**DATA UNDER STUDY:**
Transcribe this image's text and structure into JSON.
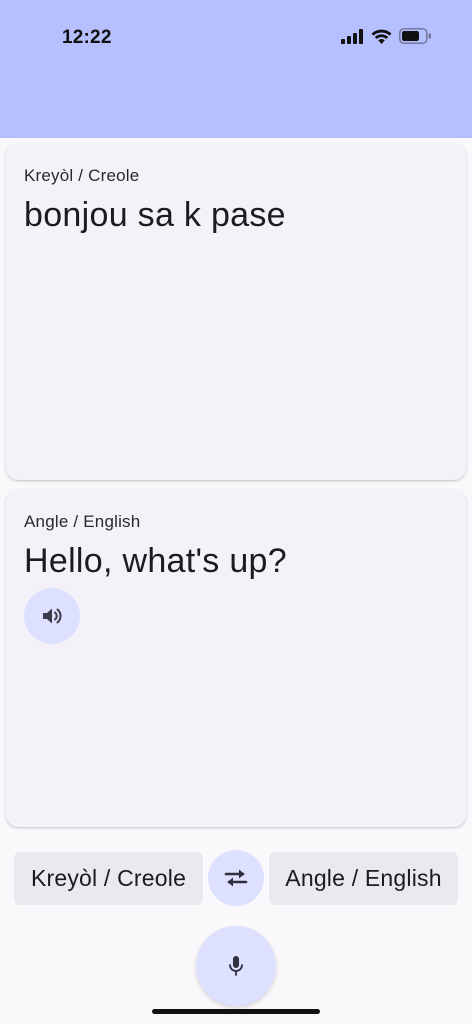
{
  "status_bar": {
    "time": "12:22"
  },
  "source": {
    "language_label": "Kreyòl / Creole",
    "text": "bonjou sa k pase"
  },
  "target": {
    "language_label": "Angle / English",
    "text": "Hello, what's up?"
  },
  "language_bar": {
    "source_language": "Kreyòl / Creole",
    "target_language": "Angle / English"
  },
  "icons": {
    "speaker": "speaker-icon",
    "swap": "swap-arrows-icon",
    "mic": "microphone-icon"
  },
  "colors": {
    "app_bar": "#b7c0ff",
    "card_background": "#f4f1f8",
    "tonal_button": "#dde1ff",
    "chip_background": "#ebe8ef",
    "page_background": "#fbf8fc"
  }
}
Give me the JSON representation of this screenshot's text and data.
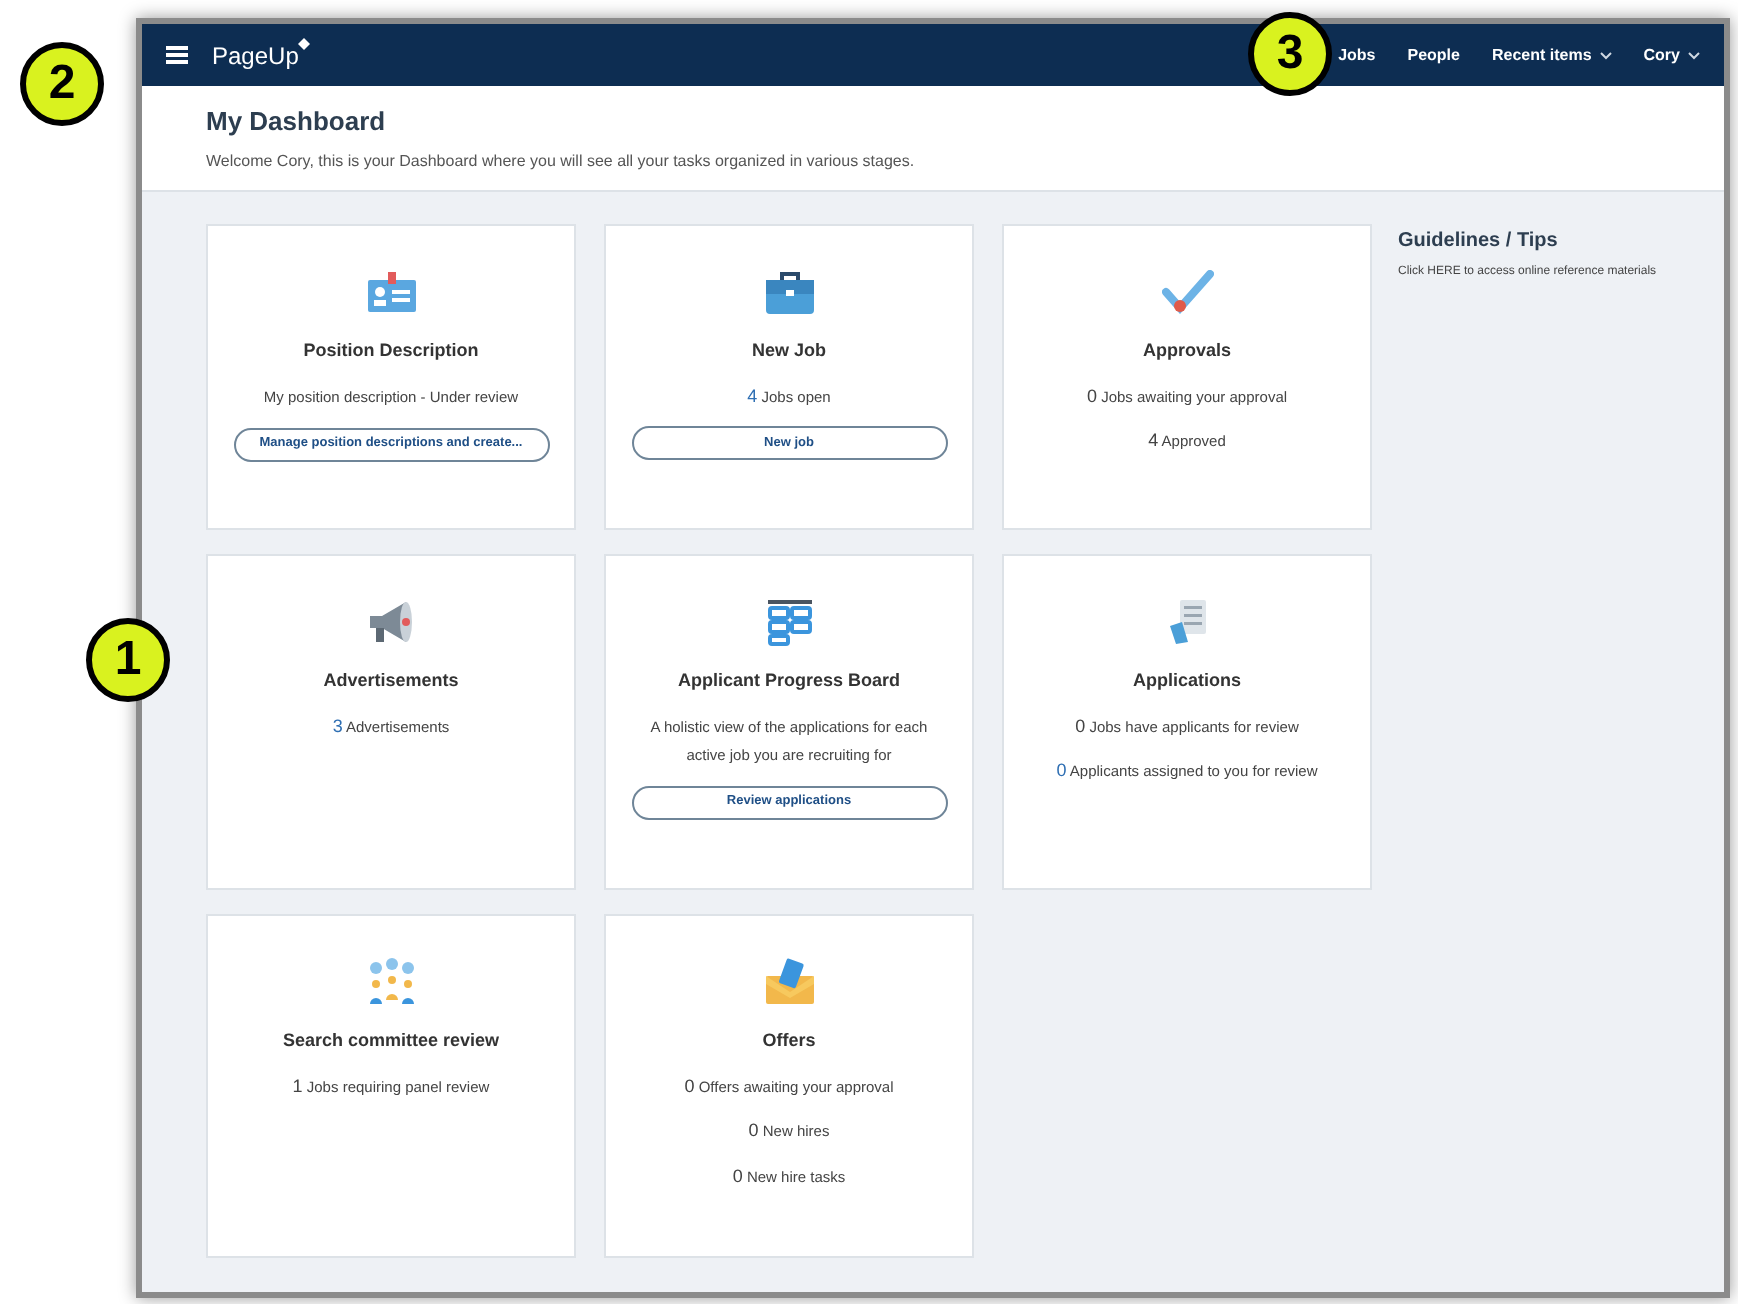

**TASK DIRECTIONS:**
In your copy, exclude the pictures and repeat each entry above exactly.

**THE COMPLETED TASK:**
Transcribe this image's text and structure into JSON.
{
  "status_bar": {
    "time": "12:22"
  },
  "source": {
    "language_label": "Kreyòl / Creole",
    "text": "bonjou sa k pase"
  },
  "target": {
    "language_label": "Angle / English",
    "text": "Hello, what's up?"
  },
  "language_bar": {
    "source_language": "Kreyòl / Creole",
    "target_language": "Angle / English"
  },
  "icons": {
    "speaker": "speaker-icon",
    "swap": "swap-arrows-icon",
    "mic": "microphone-icon"
  },
  "colors": {
    "app_bar": "#b7c0ff",
    "card_background": "#f4f1f8",
    "tonal_button": "#dde1ff",
    "chip_background": "#ebe8ef",
    "page_background": "#fbf8fc"
  }
}
Give me the JSON representation of this screenshot's text and data.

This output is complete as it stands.